*** Data extracts ***

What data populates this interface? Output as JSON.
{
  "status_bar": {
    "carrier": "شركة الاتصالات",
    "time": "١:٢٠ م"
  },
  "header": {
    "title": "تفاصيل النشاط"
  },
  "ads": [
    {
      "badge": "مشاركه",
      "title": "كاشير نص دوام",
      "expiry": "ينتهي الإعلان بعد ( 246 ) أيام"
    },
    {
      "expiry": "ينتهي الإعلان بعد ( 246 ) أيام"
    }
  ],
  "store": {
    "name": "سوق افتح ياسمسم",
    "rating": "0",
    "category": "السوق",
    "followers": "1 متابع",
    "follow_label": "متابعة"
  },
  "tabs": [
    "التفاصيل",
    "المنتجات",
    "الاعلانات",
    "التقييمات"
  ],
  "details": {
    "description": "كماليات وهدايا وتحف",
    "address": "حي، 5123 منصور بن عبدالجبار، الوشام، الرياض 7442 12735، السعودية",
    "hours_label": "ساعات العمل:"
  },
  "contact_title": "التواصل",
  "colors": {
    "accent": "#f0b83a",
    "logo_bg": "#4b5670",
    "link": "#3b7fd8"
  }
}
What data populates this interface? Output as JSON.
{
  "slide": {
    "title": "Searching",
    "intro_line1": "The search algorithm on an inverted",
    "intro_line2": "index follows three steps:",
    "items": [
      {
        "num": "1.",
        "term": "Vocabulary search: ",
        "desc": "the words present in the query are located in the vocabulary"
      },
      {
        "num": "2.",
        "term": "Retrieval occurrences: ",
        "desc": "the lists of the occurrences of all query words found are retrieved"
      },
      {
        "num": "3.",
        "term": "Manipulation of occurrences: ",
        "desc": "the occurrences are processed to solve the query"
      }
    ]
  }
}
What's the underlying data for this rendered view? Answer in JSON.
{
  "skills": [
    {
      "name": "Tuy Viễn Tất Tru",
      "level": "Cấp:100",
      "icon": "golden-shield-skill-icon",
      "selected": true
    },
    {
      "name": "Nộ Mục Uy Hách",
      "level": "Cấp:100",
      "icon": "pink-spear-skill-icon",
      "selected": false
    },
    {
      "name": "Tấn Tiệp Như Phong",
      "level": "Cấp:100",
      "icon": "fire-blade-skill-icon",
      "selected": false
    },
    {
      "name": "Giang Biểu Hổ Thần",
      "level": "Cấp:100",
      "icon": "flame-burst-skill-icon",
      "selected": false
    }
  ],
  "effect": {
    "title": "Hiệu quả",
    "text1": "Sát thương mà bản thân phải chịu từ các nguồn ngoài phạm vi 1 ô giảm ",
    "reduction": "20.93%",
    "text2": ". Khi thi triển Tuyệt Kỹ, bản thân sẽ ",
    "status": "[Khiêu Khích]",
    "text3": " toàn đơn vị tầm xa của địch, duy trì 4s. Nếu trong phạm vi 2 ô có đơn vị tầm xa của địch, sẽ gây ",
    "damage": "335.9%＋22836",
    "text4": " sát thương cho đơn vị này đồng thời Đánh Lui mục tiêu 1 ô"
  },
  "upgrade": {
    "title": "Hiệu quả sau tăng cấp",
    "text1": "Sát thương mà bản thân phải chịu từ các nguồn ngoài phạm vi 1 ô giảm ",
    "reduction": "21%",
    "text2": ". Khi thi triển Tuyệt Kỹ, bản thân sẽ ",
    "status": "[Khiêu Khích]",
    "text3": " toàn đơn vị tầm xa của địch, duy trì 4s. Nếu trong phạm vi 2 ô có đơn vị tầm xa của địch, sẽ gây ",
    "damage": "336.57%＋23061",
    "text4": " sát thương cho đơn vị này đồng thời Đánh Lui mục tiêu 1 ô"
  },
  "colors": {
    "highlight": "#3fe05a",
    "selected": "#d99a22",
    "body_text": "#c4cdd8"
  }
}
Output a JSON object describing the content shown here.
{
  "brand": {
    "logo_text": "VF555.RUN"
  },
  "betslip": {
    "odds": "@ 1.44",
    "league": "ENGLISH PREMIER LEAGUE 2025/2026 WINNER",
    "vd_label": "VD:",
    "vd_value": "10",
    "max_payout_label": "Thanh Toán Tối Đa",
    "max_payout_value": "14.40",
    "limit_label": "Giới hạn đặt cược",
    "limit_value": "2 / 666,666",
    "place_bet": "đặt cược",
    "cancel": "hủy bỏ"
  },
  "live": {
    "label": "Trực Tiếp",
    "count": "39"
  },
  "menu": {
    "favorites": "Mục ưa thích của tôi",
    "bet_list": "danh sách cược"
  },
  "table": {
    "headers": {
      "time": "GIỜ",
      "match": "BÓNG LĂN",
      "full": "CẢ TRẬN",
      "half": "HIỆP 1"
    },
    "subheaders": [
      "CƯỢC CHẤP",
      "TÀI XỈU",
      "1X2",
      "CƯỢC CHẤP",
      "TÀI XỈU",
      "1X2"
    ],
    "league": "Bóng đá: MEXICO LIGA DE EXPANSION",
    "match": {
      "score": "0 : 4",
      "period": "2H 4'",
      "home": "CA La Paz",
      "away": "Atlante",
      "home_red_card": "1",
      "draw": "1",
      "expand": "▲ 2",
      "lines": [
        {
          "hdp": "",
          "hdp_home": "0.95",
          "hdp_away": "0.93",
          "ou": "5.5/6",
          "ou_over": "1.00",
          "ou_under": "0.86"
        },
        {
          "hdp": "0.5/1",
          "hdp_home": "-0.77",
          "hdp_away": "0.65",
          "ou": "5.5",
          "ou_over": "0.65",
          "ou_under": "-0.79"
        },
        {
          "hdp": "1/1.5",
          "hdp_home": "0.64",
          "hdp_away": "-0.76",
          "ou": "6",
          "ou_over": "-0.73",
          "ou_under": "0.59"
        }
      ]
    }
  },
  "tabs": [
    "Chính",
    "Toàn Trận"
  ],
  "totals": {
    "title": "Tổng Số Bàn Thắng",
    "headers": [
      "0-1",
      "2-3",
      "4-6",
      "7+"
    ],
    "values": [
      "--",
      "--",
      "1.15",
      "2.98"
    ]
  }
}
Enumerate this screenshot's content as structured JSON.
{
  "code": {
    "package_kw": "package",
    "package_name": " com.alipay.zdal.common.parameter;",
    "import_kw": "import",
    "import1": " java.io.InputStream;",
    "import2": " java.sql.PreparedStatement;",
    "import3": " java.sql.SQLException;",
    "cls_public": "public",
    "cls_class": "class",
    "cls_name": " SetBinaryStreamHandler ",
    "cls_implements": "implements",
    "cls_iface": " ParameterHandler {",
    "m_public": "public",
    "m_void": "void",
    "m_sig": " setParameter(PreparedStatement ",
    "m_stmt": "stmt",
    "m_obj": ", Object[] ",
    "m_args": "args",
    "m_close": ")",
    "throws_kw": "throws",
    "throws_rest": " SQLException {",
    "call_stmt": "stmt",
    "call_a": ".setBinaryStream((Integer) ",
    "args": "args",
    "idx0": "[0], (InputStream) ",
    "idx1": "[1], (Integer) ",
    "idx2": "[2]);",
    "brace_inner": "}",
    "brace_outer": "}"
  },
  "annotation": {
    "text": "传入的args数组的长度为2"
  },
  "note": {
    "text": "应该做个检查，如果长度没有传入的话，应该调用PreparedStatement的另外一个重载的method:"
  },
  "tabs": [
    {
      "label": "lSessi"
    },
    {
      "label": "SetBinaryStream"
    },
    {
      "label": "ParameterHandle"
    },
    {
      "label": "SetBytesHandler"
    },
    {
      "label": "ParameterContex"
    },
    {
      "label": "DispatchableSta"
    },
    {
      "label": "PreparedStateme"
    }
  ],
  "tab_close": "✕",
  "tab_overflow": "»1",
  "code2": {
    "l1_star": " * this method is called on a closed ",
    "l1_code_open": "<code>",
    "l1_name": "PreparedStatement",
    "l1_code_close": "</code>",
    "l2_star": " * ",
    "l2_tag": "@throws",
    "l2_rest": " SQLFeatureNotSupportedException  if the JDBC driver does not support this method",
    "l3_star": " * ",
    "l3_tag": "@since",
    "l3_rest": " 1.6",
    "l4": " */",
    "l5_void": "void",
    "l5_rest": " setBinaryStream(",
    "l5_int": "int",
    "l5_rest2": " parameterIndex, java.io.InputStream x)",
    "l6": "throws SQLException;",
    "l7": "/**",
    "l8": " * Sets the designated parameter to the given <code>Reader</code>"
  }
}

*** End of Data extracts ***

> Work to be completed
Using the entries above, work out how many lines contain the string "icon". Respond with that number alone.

> Response for this exercise
4